Exercise data:

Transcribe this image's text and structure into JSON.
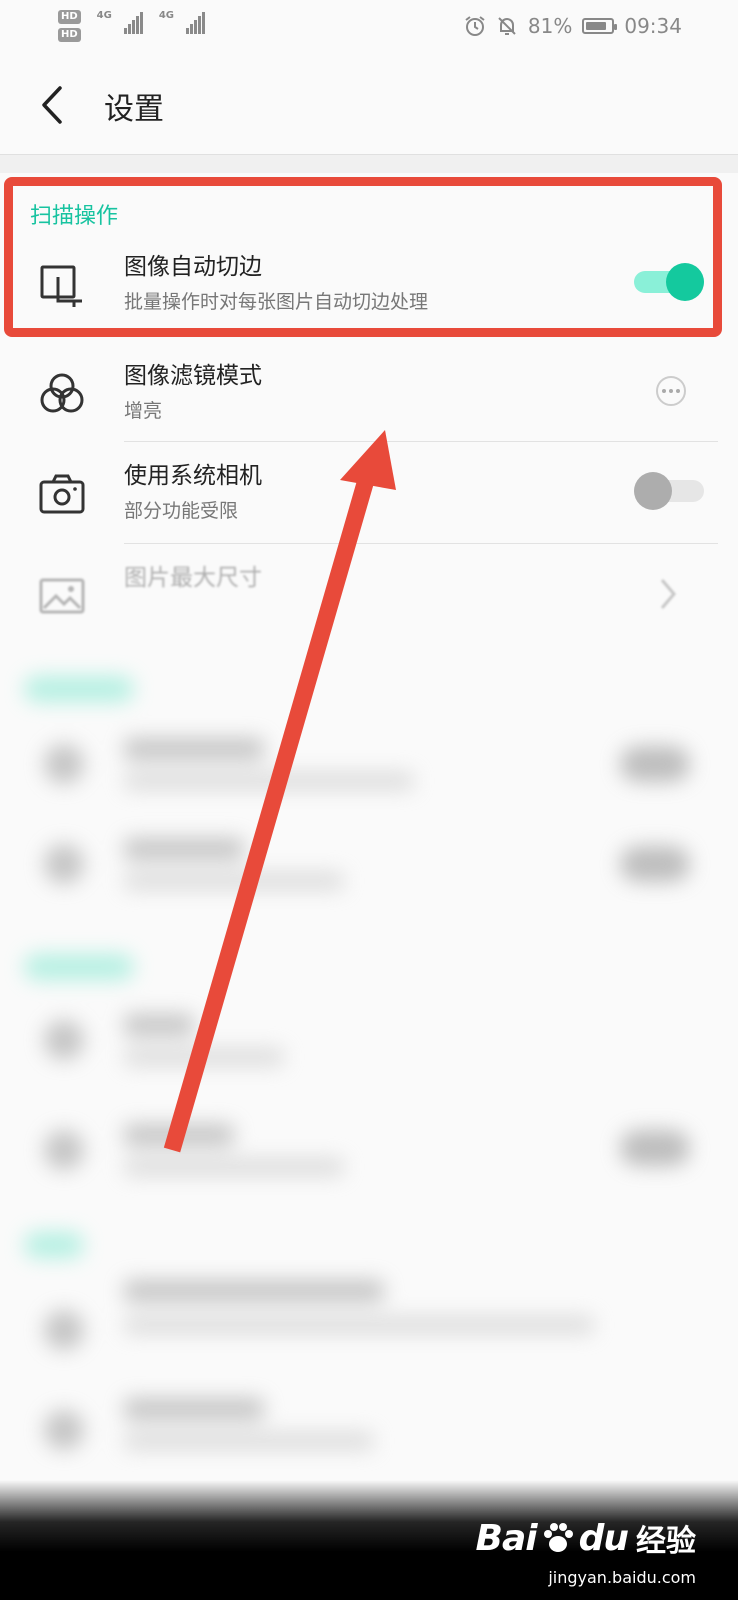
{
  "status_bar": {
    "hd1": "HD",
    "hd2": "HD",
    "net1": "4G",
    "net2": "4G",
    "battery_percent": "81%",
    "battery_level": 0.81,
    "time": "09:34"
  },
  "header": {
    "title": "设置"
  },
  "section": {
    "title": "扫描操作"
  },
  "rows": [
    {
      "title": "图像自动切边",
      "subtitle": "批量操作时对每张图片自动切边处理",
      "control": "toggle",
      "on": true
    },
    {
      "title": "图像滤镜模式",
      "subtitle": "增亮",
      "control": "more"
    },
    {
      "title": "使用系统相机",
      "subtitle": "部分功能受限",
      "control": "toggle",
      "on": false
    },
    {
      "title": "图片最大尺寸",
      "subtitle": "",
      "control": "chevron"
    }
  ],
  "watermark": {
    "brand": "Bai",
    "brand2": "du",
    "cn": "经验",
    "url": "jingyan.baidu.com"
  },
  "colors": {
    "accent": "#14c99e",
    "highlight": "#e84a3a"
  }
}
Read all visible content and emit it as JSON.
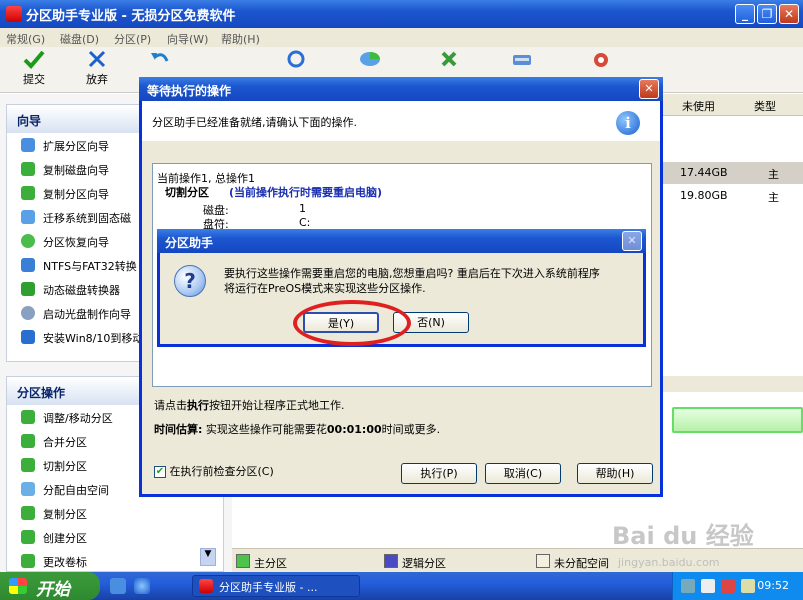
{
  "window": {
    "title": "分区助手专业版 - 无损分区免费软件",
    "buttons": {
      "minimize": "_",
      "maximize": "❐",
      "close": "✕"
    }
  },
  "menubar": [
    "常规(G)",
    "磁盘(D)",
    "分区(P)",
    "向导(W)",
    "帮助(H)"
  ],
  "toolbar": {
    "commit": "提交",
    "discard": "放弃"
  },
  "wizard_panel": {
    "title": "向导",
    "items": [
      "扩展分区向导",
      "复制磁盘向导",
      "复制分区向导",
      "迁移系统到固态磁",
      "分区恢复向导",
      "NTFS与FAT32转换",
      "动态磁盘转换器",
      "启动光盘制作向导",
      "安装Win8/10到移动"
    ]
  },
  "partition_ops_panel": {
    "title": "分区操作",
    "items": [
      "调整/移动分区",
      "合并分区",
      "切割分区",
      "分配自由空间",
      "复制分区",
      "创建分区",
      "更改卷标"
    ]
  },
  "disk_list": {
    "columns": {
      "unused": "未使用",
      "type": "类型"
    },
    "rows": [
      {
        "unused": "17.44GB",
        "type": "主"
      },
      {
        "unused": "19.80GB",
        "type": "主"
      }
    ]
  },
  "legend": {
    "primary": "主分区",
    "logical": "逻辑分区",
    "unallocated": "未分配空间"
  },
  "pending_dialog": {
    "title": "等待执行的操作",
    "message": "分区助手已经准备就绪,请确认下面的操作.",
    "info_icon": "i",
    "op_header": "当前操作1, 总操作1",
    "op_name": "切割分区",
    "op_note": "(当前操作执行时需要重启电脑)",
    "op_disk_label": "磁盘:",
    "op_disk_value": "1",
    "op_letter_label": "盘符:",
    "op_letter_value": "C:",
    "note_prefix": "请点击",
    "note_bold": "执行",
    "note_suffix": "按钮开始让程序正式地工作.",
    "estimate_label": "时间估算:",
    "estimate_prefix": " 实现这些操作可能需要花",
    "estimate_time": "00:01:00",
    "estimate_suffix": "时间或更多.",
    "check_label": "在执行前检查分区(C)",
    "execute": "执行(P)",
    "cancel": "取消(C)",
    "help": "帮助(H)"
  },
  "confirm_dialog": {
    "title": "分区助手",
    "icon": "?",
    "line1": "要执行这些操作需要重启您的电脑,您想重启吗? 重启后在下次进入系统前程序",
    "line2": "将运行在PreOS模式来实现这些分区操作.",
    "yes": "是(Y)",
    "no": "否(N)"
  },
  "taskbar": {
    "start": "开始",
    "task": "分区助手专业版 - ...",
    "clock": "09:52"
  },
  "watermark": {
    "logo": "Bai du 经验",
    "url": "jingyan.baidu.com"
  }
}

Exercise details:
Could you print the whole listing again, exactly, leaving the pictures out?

Reply to the task:
Transcribe this image's text and structure into JSON.
{
  "status_bar": {
    "hd1": "HD",
    "hd2": "HD",
    "net1": "4G",
    "net2": "4G",
    "battery_percent": "81%",
    "battery_level": 0.81,
    "time": "09:34"
  },
  "header": {
    "title": "设置"
  },
  "section": {
    "title": "扫描操作"
  },
  "rows": [
    {
      "title": "图像自动切边",
      "subtitle": "批量操作时对每张图片自动切边处理",
      "control": "toggle",
      "on": true
    },
    {
      "title": "图像滤镜模式",
      "subtitle": "增亮",
      "control": "more"
    },
    {
      "title": "使用系统相机",
      "subtitle": "部分功能受限",
      "control": "toggle",
      "on": false
    },
    {
      "title": "图片最大尺寸",
      "subtitle": "",
      "control": "chevron"
    }
  ],
  "watermark": {
    "brand": "Bai",
    "brand2": "du",
    "cn": "经验",
    "url": "jingyan.baidu.com"
  },
  "colors": {
    "accent": "#14c99e",
    "highlight": "#e84a3a"
  }
}
Read all visible content and emit it as JSON.
{
  "window": {
    "title": "分区助手专业版 - 无损分区免费软件",
    "buttons": {
      "minimize": "_",
      "maximize": "❐",
      "close": "✕"
    }
  },
  "menubar": [
    "常规(G)",
    "磁盘(D)",
    "分区(P)",
    "向导(W)",
    "帮助(H)"
  ],
  "toolbar": {
    "commit": "提交",
    "discard": "放弃"
  },
  "wizard_panel": {
    "title": "向导",
    "items": [
      "扩展分区向导",
      "复制磁盘向导",
      "复制分区向导",
      "迁移系统到固态磁",
      "分区恢复向导",
      "NTFS与FAT32转换",
      "动态磁盘转换器",
      "启动光盘制作向导",
      "安装Win8/10到移动"
    ]
  },
  "partition_ops_panel": {
    "title": "分区操作",
    "items": [
      "调整/移动分区",
      "合并分区",
      "切割分区",
      "分配自由空间",
      "复制分区",
      "创建分区",
      "更改卷标"
    ]
  },
  "disk_list": {
    "columns": {
      "unused": "未使用",
      "type": "类型"
    },
    "rows": [
      {
        "unused": "17.44GB",
        "type": "主"
      },
      {
        "unused": "19.80GB",
        "type": "主"
      }
    ]
  },
  "legend": {
    "primary": "主分区",
    "logical": "逻辑分区",
    "unallocated": "未分配空间"
  },
  "pending_dialog": {
    "title": "等待执行的操作",
    "message": "分区助手已经准备就绪,请确认下面的操作.",
    "info_icon": "i",
    "op_header": "当前操作1, 总操作1",
    "op_name": "切割分区",
    "op_note": "(当前操作执行时需要重启电脑)",
    "op_disk_label": "磁盘:",
    "op_disk_value": "1",
    "op_letter_label": "盘符:",
    "op_letter_value": "C:",
    "note_prefix": "请点击",
    "note_bold": "执行",
    "note_suffix": "按钮开始让程序正式地工作.",
    "estimate_label": "时间估算:",
    "estimate_prefix": " 实现这些操作可能需要花",
    "estimate_time": "00:01:00",
    "estimate_suffix": "时间或更多.",
    "check_label": "在执行前检查分区(C)",
    "execute": "执行(P)",
    "cancel": "取消(C)",
    "help": "帮助(H)"
  },
  "confirm_dialog": {
    "title": "分区助手",
    "icon": "?",
    "line1": "要执行这些操作需要重启您的电脑,您想重启吗? 重启后在下次进入系统前程序",
    "line2": "将运行在PreOS模式来实现这些分区操作.",
    "yes": "是(Y)",
    "no": "否(N)"
  },
  "taskbar": {
    "start": "开始",
    "task": "分区助手专业版 - ...",
    "clock": "09:52"
  },
  "watermark": {
    "logo": "Bai du 经验",
    "url": "jingyan.baidu.com"
  }
}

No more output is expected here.